- Aviation – Received a grade of B- in 1988, and a grade of D in 2013.
- Bridges – Received a grade of C+ in 1988, and a grade of C+ in 2013.
- Dams – While not graded in 1988, they received a grade of D in 2013.
- Drinking Water – Received a grade of B- in 1988, and a grade of D in 2013.
- Energy – While not graded in 1988, this category received a grade of D+ in 2013.
- Hazardous Waste – This category receives a grade of D in 1988 and D in 2013.
- Inland Waterways – While not graded in 1988, they received a grade of D- in 2013.
- Levees - While not graded in 1988, they received a grade of D- in 2013.
- Parks and Recreation – While not graded in 1988, they received a grade of C- in 2013.
- Ports – While not graded in 1988, they received a grade of C in 2013.
- Rail – While not graded in 1988, this category received a grade of C+ in 2013.
- Roads – Received a grade of C+ in 1988, and a grade of D in 2013.
- Schools – While not graded in 1988, this category received a grade of D in 2013.
- Solid Waste – Received a grade of C- in 1988, and a grade of B- in 2013. This is the only infrastructure category to increase its grade since the original “graded” evaluation was done some 25 years ago.
- Transit – Received a grade of C- in 1988, and a grade of D in 2013.
- Wastewater – Received a grade of C in 1988, and a grade of D in 2013.
The average public infrastructure grade for our nation was a C- in 1988 and a D+ in 2013.
In short, U.S. roads, bridges, sewers, and dams, are crumbling and need a $2.2 trillion overhaul, but prospects for improvement are grim.
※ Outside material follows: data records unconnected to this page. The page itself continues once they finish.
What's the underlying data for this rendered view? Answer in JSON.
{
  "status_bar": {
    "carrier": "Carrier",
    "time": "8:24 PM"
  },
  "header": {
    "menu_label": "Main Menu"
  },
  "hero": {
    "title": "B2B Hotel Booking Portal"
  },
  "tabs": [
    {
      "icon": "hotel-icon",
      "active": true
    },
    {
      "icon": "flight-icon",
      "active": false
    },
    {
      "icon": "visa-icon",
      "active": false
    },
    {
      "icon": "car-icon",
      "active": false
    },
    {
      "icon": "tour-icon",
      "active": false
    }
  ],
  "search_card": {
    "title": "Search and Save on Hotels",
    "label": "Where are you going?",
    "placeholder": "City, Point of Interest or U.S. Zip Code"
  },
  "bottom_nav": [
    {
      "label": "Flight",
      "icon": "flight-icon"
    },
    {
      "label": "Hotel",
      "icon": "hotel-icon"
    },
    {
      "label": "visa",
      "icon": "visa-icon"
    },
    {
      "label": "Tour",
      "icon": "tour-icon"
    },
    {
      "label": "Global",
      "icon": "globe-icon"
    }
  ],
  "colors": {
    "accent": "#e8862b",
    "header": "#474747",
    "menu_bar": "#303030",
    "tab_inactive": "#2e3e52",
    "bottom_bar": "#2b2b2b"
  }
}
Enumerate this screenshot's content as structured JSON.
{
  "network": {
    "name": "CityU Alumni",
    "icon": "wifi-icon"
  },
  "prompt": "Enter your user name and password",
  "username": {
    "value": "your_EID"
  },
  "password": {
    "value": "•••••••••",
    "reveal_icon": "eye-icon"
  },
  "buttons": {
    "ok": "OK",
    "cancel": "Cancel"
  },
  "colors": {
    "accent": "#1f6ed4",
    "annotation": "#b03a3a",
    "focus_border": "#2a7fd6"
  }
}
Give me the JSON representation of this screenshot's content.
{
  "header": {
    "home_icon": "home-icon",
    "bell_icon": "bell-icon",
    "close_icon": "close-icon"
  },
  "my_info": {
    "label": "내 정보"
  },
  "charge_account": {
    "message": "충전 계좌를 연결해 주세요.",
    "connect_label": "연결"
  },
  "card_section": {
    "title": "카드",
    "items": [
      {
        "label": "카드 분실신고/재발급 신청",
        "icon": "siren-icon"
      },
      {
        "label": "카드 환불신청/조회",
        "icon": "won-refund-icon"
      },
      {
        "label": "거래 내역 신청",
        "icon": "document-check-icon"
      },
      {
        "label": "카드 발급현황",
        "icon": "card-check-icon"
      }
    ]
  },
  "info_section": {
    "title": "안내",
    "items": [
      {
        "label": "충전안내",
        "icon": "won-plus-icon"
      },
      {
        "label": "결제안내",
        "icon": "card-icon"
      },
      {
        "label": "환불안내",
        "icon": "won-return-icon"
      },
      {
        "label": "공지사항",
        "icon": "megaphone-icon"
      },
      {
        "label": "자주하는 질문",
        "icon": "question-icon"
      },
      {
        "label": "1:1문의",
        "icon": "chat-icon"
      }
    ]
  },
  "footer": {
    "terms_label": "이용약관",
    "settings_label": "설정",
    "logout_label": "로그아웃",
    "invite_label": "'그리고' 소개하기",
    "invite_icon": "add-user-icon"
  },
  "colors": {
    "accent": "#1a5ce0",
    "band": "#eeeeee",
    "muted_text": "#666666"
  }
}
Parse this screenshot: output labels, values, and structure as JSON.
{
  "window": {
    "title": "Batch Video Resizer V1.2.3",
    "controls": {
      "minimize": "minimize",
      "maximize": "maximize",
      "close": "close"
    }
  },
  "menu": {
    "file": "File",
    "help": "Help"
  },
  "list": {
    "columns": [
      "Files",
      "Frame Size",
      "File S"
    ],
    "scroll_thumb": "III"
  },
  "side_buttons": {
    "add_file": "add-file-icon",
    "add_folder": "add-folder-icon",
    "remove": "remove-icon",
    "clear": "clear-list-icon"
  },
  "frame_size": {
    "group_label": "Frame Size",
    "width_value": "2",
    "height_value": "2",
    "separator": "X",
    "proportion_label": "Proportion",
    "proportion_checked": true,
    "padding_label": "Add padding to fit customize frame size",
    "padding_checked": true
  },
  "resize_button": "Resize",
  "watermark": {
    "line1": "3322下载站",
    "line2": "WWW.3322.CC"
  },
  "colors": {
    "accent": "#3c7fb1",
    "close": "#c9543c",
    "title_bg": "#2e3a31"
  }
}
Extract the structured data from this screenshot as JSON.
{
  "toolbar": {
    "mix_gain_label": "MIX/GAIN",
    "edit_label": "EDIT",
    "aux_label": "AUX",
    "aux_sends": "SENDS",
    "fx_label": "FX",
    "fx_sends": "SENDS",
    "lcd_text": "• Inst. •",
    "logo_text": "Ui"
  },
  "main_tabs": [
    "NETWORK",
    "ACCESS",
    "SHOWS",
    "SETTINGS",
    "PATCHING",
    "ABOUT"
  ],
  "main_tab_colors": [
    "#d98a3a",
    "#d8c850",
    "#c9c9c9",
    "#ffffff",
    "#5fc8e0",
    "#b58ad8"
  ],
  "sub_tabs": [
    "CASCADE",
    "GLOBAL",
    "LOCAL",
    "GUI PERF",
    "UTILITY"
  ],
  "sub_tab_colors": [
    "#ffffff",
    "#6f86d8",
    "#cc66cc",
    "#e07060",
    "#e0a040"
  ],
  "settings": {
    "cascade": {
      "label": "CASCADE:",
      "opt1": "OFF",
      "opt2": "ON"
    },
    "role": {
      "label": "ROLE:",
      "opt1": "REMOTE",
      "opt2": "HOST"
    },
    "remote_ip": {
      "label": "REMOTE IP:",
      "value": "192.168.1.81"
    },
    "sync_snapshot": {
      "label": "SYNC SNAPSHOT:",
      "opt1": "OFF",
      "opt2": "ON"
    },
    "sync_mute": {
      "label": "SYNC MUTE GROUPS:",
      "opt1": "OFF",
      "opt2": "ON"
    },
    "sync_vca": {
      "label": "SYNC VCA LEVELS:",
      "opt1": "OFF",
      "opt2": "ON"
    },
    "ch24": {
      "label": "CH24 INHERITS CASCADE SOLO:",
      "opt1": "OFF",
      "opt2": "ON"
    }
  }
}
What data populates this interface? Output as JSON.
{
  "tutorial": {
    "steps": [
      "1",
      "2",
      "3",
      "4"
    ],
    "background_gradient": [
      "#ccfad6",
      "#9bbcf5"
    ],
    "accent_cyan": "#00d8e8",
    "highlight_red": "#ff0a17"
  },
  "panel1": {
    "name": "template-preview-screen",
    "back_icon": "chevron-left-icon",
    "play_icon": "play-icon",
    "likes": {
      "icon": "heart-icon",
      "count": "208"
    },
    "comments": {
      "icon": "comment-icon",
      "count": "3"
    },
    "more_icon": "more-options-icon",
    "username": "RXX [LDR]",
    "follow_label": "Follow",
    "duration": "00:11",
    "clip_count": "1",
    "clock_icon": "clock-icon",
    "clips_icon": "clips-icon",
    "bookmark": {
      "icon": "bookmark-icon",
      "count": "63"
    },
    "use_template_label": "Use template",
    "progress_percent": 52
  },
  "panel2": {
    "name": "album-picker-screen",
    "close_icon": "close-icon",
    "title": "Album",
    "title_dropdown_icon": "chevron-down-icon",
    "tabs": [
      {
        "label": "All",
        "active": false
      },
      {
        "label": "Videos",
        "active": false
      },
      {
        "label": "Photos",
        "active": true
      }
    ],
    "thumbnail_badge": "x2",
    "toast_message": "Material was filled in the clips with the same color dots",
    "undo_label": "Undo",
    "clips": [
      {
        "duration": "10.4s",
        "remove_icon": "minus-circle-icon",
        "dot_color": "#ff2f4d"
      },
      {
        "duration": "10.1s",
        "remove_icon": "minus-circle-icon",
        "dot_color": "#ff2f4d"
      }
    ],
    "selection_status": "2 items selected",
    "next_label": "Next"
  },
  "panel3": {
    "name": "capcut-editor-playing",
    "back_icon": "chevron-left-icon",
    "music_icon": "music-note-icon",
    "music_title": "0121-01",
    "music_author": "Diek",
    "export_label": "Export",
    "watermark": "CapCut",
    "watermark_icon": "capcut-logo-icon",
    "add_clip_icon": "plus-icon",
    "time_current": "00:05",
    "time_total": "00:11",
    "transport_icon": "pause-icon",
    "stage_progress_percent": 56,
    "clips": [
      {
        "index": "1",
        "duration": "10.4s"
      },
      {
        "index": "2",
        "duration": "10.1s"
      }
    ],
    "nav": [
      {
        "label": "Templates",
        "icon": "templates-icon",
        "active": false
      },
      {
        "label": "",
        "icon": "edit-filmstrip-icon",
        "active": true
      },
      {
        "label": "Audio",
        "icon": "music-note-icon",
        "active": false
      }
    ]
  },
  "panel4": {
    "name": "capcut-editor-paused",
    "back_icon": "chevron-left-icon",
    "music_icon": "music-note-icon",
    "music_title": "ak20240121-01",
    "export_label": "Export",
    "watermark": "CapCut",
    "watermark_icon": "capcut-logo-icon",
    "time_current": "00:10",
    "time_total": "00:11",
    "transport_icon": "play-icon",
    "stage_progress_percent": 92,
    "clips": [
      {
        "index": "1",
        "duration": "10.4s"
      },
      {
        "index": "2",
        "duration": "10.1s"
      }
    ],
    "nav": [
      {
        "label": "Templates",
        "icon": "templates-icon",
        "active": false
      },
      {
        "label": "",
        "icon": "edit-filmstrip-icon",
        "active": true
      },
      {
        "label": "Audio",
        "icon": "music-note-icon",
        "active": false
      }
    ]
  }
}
This is the amount of money necessary over the next five years to restore and rebuild major components of our nation’s public infrastructure.
The nation’s drinking water system alone needs a public investment of $11 billion annually to replace facilities and to comply with regulations to meet our future drinking water needs. Federal grant funding in 2005 was only 10 percent of this amount. As a result, aging wastewater systems are discharging billions of gallons of untreated sewage into surface waters each year, according to ASCE’s report.
And the signs of our deteriorating infrastructure go on! Poor roads cost motorists $54 billion a year in repairs and operating costs, while American’s spent 3.5 billion hours a year stuck in traffic jams. The country’s power transmission system also needs to be modernized, the report said. While demand continues to rise, transmission capacity failed to keep pace and actually fell by 2 percent in 2001. As of 2003, 27 percent of the nation’s bridges were structurally deficient or obsolete, a slight improvement from the 28.5 percent in 2000. It is alarming to note, but since 1998 the number of unsafe dams in the country rose by 33 percent to more than 3,500.
The views expressed by many experts who research and write on infrastructure issues point to a general agreement on the magnitude and complexity of this problem. Little agreement exists, however, on a consensus of how to achieve a comprehensive nationwide solution to restoring and maintaining America’s public infrastructure. One point, though, seems obviously clear. The necessary leadership and policy direction required to properly address this national issue must come from the highest level of government. It is only within a national policy framework that states, counties, and cities, can work together to improve the current condition of our public works facilities. Local and state governments alone, because of their many diverse policies, multiple budget demands, and varied fiscal constraints, cannot be relied upon to achieve the comprehensive financial solution required to solve this national problem.
Dr. Roger L. Kemp, MPA, MBA, PhD., ICMA-CM, has been a career city manager in CA, CT, and NJ. He has been an author, editor, and contributing author to nearly 50 books focusing on America’s cities, including their public infrastructure. He is a Distinguished Adjunct Professor, Executive MPA Program, Golden Gate University, and a Professional in Residence, Department of Public Management, School of Public Service, University of New Haven. Roger can be reached via email at email@example.com.